Can Bandsaw Mills Handle Wide Logs?

Most bandsaw mills are limited to 36-inch boards or less — and with wide cuts, waviness is a problem. December 15, 2005

We are slabbing out large logs (45"+) with a Lucas mill with a 60" bar for live-edge furniture slabs, and are hoping to purchase a bandmill soon. Is there a portable mill (or even a small stationary mill) out there that can handle logs over 40" and make flat cuts? I'm wary of pushing a bandmill to its limits and dealing with band drift and broken blades. It looks like most mills can only handle 36", with the maximum cut being well under this.

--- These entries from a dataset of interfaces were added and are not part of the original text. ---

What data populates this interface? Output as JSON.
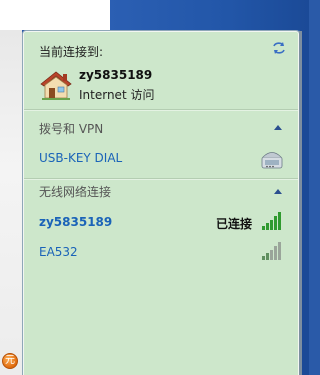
{
  "current": {
    "label": "当前连接到:",
    "network_name": "zy5835189",
    "access_status": "Internet 访问"
  },
  "dialup_vpn": {
    "header": "拨号和 VPN",
    "items": [
      {
        "label": "USB-KEY DIAL",
        "icon": "modem-phone-icon"
      }
    ]
  },
  "wireless": {
    "header": "无线网络连接",
    "items": [
      {
        "label": "zy5835189",
        "status": "已连接",
        "signal_bars": 5,
        "connected": true
      },
      {
        "label": "EA532",
        "status": "",
        "signal_bars": 2,
        "connected": false
      }
    ]
  },
  "colors": {
    "panel_bg": "#cde7cb",
    "link": "#1a63b8",
    "signal_green": "#2f9a2f",
    "signal_gray": "#9aa59a",
    "desktop_blue": "#2256a8"
  },
  "icons": [
    "refresh-icon",
    "home-network-icon",
    "collapse-up-icon",
    "modem-phone-icon",
    "wifi-signal-icon",
    "tray-app-icon"
  ]
}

I'm looking at a Hud-Son mill that has a large capacity, but I want to make sure we are not asking too much out of this machine.

Forum Responses
(Sawing and Drying Forum)
From contributor B:
What is the widest cut possible with a standard 1½ inch blade? I'm looking into building a bandmill for breaking down 4-5 foot logs, but I understand that there can be some trouble with wavy sawing, among other. What is the smallest advisable diameter of bandwheel for a 1,3mm band? Speed is not essential, but of course…

From contributor A:
I've been thinking about the Hud-son mill, but likewise had concerns with regard to using a narrow blade for such wide cuts. Contacted Hud-son some time back but had no response. Has anybody seen these wider cutting mills in action?

From the original questioner:
I've been talking to Hud-Son as well. They suggested a 1.5" blade for the wide cuts (with appropriate guides). I'd like to know they work before making the purchase, though.

From contributor M:
Forget a bandsaw mill for wide cuts. The wood will come out very wavy and even worse if you get into a crotch or knots. Why would you want to get into a mill that is going to cause problems for you when you already have an ideal setup for your purpose? The only bandsaw mill that will mill your slabs in a correct manner is a huge commercial mill where the blade costs $700 and is about 6" wide.

From contributor T:
Contributor M is right. You will need a wider band and a greater thickness, which means more kerf. Thicker the band, larger the band wheel diameter (less bending and stress on the band). Getting back to more kerf probably close to your Lucas mill bar attachment.

I'm sure it's possible to make 40" cuts with a 1 1/2" band. But even if the guides hold the band perfect on the outside of the log, knots can deflect the band on the interior portion of the log. So you made a straight cut down the log, but lay a straight edge across (perpendicular) - you might have lower/ higher places.

From contributor D:
Look up Cutting Edge Sawmills in Langley, British Columbia.